One solution could be to introduce ethical review at conferences. NeurIPS 2019 included for the first time a reproducibility checklist for submitted papers. In the future, once accepted, papers could also be checked for responsibility, says Joelle Pineau, a machine-learning scientist at McGill University in Montreal, Canada, and at Facebook, who is on the NeurIPS organizing committee and developed the checklist.
NeurIPS says that an ethics committee is on hand to deal with concerns during the existing review process but it is considering ways to make its work on ethical and societal impacts more robust. Proposals include asking authors to make a statement about the ethics of their work and training reviewers to spot ethics violations. The organizers of the annual International Conference on Learning Representations — another of the major AI meetings — said it was also discussing the idea of reviewing papers with ethics in mind, after the conversations in the community.
AI Now goes a step further: in a report published last month, it called for all machine-learning research papers to include a section on societal harms, as well as the provenance of their data sets. Such considerations should centre on the perspectives of vulnerable groups, which AI tends to impact disproportionately, Abeba Birhane, a cognitive scientist at University College Dublin, told NeurIPS’s Black in AI workshop, in which her study on ‘relational ethics’1 won best paper. “Algorithms exclude older workers, trans people, immigrants, children,” said Birhane, citing uses of AI in hiring and surveillance. Developers should ask not only how their algorithm might be used, but whether it is necessary in the first place, she said.
Tech companies — which are responsible for vast amounts of AI research — are also addressing the ethics of their work (Google alone was responsible for 12% of papers at NeurIPS, according to one estimate). But activists say that they must not be allowed to get away with ‘ethics-washing’. Tech companies suffer from a lack of diversity, and although some firms have staff and entire boards dedicated to ethics,campaigners warn that these often have too little power. Their technical solutions — which include efforts to ‘debias algorithms’ — are also often misguided, says Birhane. The approach wrongly suggests that bias-free data sets exist, and fixing algorithms doesn’t solve the root problems in underlying data, she says.
Forcing tech companies to include people from affected groups on ethics boards would help, said Fabian Rogers, a community organizer from New York City. Rogers represents the Atlantic Plaza Towers Tenants Association, which fought to stop its landlord from installing facial-recognition technology without residents’ consent. “Context is everything, and we need to keep that in mind when we’re talking about technology. It’s hard to do that when we don’t have necessary people to offer that perspective,” he said.
Researchers and tech workers in privileged positions can choose where they work and should vote with their feet, says Whittaker. She worked at Google until last year, and in 2018 organized a walkout of Google staff over the firm’s handing of of sexual-harassment claims. Researchers should demand to know the ultimate use of what they are working on, she says.
Another approach would be to change the questions that they try to solve, said Ria Kalluri, a machine-learning scientist at Stanford University in California.

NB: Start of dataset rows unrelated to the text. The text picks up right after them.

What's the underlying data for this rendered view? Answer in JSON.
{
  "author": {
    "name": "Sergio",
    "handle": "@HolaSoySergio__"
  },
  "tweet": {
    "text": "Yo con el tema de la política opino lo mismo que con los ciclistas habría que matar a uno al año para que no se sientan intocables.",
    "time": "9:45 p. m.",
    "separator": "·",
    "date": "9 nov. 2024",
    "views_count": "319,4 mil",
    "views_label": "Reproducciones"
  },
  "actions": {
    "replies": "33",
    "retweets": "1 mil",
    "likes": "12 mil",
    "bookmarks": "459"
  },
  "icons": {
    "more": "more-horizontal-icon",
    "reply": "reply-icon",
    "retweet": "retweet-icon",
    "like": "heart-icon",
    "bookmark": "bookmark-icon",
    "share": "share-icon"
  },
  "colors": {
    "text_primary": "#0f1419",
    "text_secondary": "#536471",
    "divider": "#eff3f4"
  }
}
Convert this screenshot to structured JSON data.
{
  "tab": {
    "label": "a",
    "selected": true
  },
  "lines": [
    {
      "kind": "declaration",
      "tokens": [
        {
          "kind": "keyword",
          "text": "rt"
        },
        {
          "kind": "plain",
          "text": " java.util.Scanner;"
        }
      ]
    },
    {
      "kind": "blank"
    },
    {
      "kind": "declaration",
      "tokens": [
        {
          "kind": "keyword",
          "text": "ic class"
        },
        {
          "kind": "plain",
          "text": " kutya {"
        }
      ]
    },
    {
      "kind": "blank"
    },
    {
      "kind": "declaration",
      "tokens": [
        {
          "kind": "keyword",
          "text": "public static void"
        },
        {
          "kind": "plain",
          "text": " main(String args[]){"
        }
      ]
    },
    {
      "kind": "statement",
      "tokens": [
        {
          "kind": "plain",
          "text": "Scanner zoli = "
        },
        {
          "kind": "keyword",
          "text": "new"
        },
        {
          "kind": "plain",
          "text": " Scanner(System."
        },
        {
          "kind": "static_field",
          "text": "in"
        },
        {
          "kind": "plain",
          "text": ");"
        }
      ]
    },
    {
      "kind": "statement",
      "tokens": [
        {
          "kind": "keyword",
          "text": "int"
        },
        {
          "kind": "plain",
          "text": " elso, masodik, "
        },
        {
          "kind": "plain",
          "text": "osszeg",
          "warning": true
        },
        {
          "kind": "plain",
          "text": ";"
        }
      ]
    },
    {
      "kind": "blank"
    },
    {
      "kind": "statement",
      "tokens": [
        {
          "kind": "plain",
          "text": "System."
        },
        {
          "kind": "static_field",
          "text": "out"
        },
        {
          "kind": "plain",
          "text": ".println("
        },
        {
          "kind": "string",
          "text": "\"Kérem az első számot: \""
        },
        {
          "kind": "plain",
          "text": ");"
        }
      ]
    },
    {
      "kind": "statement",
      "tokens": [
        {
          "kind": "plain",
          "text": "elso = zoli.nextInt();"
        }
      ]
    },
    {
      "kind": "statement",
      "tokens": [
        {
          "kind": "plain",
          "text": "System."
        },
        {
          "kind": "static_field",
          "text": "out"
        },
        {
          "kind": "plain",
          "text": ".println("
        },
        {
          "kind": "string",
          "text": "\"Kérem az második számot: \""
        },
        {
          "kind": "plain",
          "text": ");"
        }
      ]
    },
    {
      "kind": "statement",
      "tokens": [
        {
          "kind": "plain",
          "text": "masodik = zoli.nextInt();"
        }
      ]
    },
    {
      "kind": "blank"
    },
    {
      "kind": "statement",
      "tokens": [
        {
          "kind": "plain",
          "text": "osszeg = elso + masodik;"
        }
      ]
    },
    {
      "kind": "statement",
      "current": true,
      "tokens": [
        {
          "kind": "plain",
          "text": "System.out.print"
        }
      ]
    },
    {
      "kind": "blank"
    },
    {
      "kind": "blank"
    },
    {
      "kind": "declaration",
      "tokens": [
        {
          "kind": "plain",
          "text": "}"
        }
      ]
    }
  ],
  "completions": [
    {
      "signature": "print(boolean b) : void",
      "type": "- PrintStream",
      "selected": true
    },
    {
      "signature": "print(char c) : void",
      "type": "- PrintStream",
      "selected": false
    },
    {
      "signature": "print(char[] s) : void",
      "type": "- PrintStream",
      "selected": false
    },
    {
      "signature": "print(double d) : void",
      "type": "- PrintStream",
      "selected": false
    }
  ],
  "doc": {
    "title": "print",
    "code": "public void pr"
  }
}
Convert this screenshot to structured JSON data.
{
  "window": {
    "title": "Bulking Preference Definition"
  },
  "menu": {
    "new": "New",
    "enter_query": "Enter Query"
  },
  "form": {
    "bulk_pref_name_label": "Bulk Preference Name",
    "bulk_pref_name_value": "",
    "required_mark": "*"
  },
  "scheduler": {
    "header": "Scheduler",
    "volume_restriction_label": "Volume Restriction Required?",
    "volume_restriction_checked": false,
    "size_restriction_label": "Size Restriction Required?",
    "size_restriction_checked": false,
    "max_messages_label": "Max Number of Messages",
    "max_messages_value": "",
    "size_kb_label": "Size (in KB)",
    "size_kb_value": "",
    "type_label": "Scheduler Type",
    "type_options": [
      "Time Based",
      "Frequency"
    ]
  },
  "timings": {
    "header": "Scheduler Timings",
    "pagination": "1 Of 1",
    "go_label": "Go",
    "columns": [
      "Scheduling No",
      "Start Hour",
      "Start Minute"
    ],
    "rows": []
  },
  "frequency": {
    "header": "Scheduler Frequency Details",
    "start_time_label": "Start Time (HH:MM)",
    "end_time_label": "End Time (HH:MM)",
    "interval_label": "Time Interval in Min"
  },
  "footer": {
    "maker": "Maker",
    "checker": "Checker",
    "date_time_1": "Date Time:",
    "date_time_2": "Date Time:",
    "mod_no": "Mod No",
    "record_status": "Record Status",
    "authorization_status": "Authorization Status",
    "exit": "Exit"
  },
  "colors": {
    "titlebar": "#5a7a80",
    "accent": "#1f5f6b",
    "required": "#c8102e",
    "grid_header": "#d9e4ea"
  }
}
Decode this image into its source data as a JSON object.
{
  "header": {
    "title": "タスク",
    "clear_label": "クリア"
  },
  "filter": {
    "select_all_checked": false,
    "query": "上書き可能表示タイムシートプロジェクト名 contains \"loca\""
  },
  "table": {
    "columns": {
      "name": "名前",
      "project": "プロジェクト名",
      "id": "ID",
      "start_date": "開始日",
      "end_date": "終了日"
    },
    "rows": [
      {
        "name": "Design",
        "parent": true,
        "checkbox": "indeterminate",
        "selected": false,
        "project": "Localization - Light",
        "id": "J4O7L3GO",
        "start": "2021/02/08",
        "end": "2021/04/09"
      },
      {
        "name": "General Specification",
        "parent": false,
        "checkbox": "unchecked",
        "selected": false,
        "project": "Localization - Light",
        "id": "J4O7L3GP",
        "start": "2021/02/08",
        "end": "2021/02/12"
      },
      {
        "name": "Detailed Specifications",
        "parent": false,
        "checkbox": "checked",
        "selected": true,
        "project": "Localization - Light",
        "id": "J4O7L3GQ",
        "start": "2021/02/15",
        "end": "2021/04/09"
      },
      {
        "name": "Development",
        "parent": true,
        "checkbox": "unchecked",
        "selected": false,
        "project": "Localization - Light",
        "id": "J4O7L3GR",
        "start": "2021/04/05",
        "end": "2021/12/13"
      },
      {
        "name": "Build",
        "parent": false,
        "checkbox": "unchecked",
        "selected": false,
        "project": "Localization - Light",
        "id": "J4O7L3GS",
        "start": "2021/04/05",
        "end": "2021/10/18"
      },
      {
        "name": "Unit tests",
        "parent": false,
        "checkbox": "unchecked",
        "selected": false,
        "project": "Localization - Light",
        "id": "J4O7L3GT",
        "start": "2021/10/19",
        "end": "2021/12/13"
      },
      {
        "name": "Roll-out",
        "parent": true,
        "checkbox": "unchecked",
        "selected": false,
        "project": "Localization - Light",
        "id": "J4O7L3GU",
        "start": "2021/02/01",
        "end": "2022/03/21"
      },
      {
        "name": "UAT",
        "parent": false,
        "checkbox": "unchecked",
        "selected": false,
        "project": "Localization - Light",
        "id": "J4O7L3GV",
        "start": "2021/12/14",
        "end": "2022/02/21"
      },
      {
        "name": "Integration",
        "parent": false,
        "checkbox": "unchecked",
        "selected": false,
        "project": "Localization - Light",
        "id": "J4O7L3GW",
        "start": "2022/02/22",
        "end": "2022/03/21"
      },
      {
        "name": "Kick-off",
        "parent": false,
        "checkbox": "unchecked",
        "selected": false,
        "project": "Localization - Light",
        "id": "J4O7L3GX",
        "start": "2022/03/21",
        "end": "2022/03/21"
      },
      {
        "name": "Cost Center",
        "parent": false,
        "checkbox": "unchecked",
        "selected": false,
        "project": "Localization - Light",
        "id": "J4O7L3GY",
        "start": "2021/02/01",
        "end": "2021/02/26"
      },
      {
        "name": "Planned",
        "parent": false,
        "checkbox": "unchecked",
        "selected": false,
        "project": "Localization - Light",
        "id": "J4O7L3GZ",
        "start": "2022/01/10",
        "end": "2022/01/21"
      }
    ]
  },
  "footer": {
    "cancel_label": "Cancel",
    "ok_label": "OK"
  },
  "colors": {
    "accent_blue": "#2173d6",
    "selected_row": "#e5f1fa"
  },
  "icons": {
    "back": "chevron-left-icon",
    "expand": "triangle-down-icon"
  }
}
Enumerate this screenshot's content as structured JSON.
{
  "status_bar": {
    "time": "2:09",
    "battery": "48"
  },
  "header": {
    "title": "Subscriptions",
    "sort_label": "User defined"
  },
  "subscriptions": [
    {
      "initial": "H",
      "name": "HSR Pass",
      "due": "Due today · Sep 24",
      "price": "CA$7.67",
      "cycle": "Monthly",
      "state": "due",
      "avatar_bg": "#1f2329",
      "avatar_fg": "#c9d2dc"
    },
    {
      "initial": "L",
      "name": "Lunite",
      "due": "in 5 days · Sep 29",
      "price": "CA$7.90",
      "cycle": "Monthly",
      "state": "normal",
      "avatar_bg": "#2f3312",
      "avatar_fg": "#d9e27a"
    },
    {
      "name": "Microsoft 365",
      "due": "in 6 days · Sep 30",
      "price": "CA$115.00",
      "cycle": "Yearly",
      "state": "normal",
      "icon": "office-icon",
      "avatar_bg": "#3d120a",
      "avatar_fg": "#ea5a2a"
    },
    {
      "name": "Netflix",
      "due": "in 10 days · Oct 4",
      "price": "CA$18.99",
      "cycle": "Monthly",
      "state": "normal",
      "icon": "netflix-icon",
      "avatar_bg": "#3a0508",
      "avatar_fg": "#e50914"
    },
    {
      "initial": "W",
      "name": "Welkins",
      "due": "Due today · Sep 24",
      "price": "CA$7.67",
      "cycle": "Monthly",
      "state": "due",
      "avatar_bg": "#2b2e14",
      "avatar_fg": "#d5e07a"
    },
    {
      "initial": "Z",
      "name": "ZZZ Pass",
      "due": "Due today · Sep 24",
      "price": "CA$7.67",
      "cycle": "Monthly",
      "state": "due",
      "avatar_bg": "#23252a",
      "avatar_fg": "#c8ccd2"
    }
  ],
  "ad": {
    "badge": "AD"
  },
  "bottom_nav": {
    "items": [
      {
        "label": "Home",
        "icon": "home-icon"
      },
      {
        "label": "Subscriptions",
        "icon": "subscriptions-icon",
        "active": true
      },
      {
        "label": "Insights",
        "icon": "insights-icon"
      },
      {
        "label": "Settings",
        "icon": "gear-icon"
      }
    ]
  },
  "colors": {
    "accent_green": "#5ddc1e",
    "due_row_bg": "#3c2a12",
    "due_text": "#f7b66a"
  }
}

Researchers could shift power towards the people affected by models and on whose data they are built, she said, by tackling scientific questions that make algorithms more transparent and that create ways for non-experts to challenge a model’s inner workings.
Nature 577, 609 (2020)